#### INFORMATION SHOWN:
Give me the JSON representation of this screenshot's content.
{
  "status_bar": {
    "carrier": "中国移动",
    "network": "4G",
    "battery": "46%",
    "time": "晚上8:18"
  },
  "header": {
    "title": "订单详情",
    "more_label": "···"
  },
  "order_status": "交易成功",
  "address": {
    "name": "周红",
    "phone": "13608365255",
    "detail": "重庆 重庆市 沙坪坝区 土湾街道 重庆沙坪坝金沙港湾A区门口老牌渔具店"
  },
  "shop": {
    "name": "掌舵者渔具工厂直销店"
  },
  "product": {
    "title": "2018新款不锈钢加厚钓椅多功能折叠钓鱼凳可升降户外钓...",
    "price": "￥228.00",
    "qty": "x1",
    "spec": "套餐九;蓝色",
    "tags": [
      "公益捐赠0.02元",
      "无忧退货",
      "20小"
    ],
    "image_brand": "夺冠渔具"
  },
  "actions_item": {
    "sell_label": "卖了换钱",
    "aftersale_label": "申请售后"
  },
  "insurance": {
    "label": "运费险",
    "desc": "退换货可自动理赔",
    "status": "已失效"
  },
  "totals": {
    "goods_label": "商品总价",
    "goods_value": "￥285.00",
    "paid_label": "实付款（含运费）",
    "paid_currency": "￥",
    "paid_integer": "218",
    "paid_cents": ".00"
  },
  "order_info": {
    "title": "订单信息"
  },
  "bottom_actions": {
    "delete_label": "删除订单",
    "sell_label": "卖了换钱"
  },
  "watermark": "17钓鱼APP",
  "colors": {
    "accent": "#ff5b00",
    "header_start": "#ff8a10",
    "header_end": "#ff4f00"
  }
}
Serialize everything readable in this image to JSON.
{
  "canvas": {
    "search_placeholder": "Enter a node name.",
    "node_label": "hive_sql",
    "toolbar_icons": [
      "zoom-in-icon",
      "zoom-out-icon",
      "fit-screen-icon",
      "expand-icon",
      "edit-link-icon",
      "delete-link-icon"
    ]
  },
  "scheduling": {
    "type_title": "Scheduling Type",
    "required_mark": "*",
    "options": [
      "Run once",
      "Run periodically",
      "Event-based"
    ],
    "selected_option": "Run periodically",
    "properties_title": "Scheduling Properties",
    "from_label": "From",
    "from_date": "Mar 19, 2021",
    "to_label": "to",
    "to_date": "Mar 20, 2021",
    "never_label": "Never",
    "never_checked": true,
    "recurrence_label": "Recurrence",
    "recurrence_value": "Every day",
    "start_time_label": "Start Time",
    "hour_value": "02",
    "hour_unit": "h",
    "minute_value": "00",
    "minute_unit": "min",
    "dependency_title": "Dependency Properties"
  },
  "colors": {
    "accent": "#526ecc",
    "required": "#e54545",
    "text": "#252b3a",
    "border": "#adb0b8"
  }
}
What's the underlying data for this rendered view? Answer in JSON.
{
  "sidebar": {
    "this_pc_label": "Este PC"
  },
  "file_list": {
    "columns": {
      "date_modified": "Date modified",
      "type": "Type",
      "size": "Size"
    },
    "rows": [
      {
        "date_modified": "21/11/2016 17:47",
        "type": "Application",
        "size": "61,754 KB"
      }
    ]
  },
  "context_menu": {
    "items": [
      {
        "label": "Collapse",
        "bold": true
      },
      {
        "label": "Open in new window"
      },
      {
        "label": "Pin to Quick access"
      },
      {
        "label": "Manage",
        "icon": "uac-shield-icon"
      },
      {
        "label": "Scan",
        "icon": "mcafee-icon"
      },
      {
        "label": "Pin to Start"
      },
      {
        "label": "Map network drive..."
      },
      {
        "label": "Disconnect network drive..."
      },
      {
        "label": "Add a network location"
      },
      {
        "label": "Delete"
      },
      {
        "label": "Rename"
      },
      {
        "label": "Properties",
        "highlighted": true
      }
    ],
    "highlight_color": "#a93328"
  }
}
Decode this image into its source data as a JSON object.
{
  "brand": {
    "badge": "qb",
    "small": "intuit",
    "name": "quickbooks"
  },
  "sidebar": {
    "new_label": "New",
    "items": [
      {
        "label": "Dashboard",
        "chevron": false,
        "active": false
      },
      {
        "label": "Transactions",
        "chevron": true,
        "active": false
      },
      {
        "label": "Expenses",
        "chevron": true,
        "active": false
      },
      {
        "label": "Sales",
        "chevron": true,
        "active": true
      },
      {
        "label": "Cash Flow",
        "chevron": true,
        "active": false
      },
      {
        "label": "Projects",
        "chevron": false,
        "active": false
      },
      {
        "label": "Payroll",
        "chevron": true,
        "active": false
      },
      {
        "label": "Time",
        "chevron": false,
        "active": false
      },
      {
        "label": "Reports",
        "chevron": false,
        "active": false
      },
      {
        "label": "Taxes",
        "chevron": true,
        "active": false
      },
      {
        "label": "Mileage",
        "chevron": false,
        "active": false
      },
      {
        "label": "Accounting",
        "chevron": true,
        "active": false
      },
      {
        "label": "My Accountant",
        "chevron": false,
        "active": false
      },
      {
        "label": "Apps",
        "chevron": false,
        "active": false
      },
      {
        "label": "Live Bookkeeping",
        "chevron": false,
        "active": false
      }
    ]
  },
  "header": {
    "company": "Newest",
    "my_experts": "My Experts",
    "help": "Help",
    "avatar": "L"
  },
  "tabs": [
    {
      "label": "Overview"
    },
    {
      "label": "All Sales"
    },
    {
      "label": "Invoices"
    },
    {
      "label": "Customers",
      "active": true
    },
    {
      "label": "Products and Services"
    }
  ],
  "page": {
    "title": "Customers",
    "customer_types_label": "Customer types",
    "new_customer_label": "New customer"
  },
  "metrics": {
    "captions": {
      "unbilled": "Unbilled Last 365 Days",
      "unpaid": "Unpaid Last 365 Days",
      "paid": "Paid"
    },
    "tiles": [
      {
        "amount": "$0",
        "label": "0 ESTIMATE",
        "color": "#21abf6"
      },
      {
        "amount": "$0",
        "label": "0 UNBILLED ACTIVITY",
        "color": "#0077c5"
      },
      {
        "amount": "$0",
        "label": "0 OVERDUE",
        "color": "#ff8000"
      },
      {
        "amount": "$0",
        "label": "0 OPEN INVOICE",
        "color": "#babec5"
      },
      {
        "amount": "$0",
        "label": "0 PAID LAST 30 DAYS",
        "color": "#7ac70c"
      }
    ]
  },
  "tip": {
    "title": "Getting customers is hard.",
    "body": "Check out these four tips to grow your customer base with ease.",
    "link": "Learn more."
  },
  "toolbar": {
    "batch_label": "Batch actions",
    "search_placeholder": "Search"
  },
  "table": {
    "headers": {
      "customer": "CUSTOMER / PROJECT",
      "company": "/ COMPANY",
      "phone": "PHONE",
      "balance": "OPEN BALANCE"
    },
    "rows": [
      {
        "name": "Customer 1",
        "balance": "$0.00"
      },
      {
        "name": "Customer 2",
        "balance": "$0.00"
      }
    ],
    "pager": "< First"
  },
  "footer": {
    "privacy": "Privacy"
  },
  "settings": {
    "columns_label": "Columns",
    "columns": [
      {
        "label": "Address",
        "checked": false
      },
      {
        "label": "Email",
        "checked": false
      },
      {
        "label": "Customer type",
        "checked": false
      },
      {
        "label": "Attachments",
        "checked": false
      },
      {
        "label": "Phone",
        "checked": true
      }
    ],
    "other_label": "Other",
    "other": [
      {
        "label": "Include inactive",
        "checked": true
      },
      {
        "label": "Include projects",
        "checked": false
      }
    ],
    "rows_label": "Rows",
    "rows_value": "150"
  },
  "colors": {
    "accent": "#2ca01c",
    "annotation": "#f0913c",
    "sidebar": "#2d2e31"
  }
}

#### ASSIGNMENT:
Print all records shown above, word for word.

#### EXERCISE SOLUTION:
Give me the JSON representation of this screenshot's content.
{
  "status_bar": {
    "carrier": "中国移动",
    "network": "4G",
    "battery": "46%",
    "time": "晚上8:18"
  },
  "header": {
    "title": "订单详情",
    "more_label": "···"
  },
  "order_status": "交易成功",
  "address": {
    "name": "周红",
    "phone": "13608365255",
    "detail": "重庆 重庆市 沙坪坝区 土湾街道 重庆沙坪坝金沙港湾A区门口老牌渔具店"
  },
  "shop": {
    "name": "掌舵者渔具工厂直销店"
  },
  "product": {
    "title": "2018新款不锈钢加厚钓椅多功能折叠钓鱼凳可升降户外钓...",
    "price": "￥228.00",
    "qty": "x1",
    "spec": "套餐九;蓝色",
    "tags": [
      "公益捐赠0.02元",
      "无忧退货",
      "20小"
    ],
    "image_brand": "夺冠渔具"
  },
  "actions_item": {
    "sell_label": "卖了换钱",
    "aftersale_label": "申请售后"
  },
  "insurance": {
    "label": "运费险",
    "desc": "退换货可自动理赔",
    "status": "已失效"
  },
  "totals": {
    "goods_label": "商品总价",
    "goods_value": "￥285.00",
    "paid_label": "实付款（含运费）",
    "paid_currency": "￥",
    "paid_integer": "218",
    "paid_cents": ".00"
  },
  "order_info": {
    "title": "订单信息"
  },
  "bottom_actions": {
    "delete_label": "删除订单",
    "sell_label": "卖了换钱"
  },
  "watermark": "17钓鱼APP",
  "colors": {
    "accent": "#ff5b00",
    "header_start": "#ff8a10",
    "header_end": "#ff4f00"
  }
}
Serialize everything readable in this image to JSON.
{
  "canvas": {
    "search_placeholder": "Enter a node name.",
    "node_label": "hive_sql",
    "toolbar_icons": [
      "zoom-in-icon",
      "zoom-out-icon",
      "fit-screen-icon",
      "expand-icon",
      "edit-link-icon",
      "delete-link-icon"
    ]
  },
  "scheduling": {
    "type_title": "Scheduling Type",
    "required_mark": "*",
    "options": [
      "Run once",
      "Run periodically",
      "Event-based"
    ],
    "selected_option": "Run periodically",
    "properties_title": "Scheduling Properties",
    "from_label": "From",
    "from_date": "Mar 19, 2021",
    "to_label": "to",
    "to_date": "Mar 20, 2021",
    "never_label": "Never",
    "never_checked": true,
    "recurrence_label": "Recurrence",
    "recurrence_value": "Every day",
    "start_time_label": "Start Time",
    "hour_value": "02",
    "hour_unit": "h",
    "minute_value": "00",
    "minute_unit": "min",
    "dependency_title": "Dependency Properties"
  },
  "colors": {
    "accent": "#526ecc",
    "required": "#e54545",
    "text": "#252b3a",
    "border": "#adb0b8"
  }
}
What's the underlying data for this rendered view? Answer in JSON.
{
  "sidebar": {
    "this_pc_label": "Este PC"
  },
  "file_list": {
    "columns": {
      "date_modified": "Date modified",
      "type": "Type",
      "size": "Size"
    },
    "rows": [
      {
        "date_modified": "21/11/2016 17:47",
        "type": "Application",
        "size": "61,754 KB"
      }
    ]
  },
  "context_menu": {
    "items": [
      {
        "label": "Collapse",
        "bold": true
      },
      {
        "label": "Open in new window"
      },
      {
        "label": "Pin to Quick access"
      },
      {
        "label": "Manage",
        "icon": "uac-shield-icon"
      },
      {
        "label": "Scan",
        "icon": "mcafee-icon"
      },
      {
        "label": "Pin to Start"
      },
      {
        "label": "Map network drive..."
      },
      {
        "label": "Disconnect network drive..."
      },
      {
        "label": "Add a network location"
      },
      {
        "label": "Delete"
      },
      {
        "label": "Rename"
      },
      {
        "label": "Properties",
        "highlighted": true
      }
    ],
    "highlight_color": "#a93328"
  }
}
Decode this image into its source data as a JSON object.
{
  "brand": {
    "badge": "qb",
    "small": "intuit",
    "name": "quickbooks"
  },
  "sidebar": {
    "new_label": "New",
    "items": [
      {
        "label": "Dashboard",
        "chevron": false,
        "active": false
      },
      {
        "label": "Transactions",
        "chevron": true,
        "active": false
      },
      {
        "label": "Expenses",
        "chevron": true,
        "active": false
      },
      {
        "label": "Sales",
        "chevron": true,
        "active": true
      },
      {
        "label": "Cash Flow",
        "chevron": true,
        "active": false
      },
      {
        "label": "Projects",
        "chevron": false,
        "active": false
      },
      {
        "label": "Payroll",
        "chevron": true,
        "active": false
      },
      {
        "label": "Time",
        "chevron": false,
        "active": false
      },
      {
        "label": "Reports",
        "chevron": false,
        "active": false
      },
      {
        "label": "Taxes",
        "chevron": true,
        "active": false
      },
      {
        "label": "Mileage",
        "chevron": false,
        "active": false
      },
      {
        "label": "Accounting",
        "chevron": true,
        "active": false
      },
      {
        "label": "My Accountant",
        "chevron": false,
        "active": false
      },
      {
        "label": "Apps",
        "chevron": false,
        "active": false
      },
      {
        "label": "Live Bookkeeping",
        "chevron": false,
        "active": false
      }
    ]
  },
  "header": {
    "company": "Newest",
    "my_experts": "My Experts",
    "help": "Help",
    "avatar": "L"
  },
  "tabs": [
    {
      "label": "Overview"
    },
    {
      "label": "All Sales"
    },
    {
      "label": "Invoices"
    },
    {
      "label": "Customers",
      "active": true
    },
    {
      "label": "Products and Services"
    }
  ],
  "page": {
    "title": "Customers",
    "customer_types_label": "Customer types",
    "new_customer_label": "New customer"
  },
  "metrics": {
    "captions": {
      "unbilled": "Unbilled Last 365 Days",
      "unpaid": "Unpaid Last 365 Days",
      "paid": "Paid"
    },
    "tiles": [
      {
        "amount": "$0",
        "label": "0 ESTIMATE",
        "color": "#21abf6"
      },
      {
        "amount": "$0",
        "label": "0 UNBILLED ACTIVITY",
        "color": "#0077c5"
      },
      {
        "amount": "$0",
        "label": "0 OVERDUE",
        "color": "#ff8000"
      },
      {
        "amount": "$0",
        "label": "0 OPEN INVOICE",
        "color": "#babec5"
      },
      {
        "amount": "$0",
        "label": "0 PAID LAST 30 DAYS",
        "color": "#7ac70c"
      }
    ]
  },
  "tip": {
    "title": "Getting customers is hard.",
    "body": "Check out these four tips to grow your customer base with ease.",
    "link": "Learn more."
  },
  "toolbar": {
    "batch_label": "Batch actions",
    "search_placeholder": "Search"
  },
  "table": {
    "headers": {
      "customer": "CUSTOMER / PROJECT",
      "company": "/ COMPANY",
      "phone": "PHONE",
      "balance": "OPEN BALANCE"
    },
    "rows": [
      {
        "name": "Customer 1",
        "balance": "$0.00"
      },
      {
        "name": "Customer 2",
        "balance": "$0.00"
      }
    ],
    "pager": "< First"
  },
  "footer": {
    "privacy": "Privacy"
  },
  "settings": {
    "columns_label": "Columns",
    "columns": [
      {
        "label": "Address",
        "checked": false
      },
      {
        "label": "Email",
        "checked": false
      },
      {
        "label": "Customer type",
        "checked": false
      },
      {
        "label": "Attachments",
        "checked": false
      },
      {
        "label": "Phone",
        "checked": true
      }
    ],
    "other_label": "Other",
    "other": [
      {
        "label": "Include inactive",
        "checked": true
      },
      {
        "label": "Include projects",
        "checked": false
      }
    ],
    "rows_label": "Rows",
    "rows_value": "150"
  },
  "colors": {
    "accent": "#2ca01c",
    "annotation": "#f0913c",
    "sidebar": "#2d2e31"
  }
}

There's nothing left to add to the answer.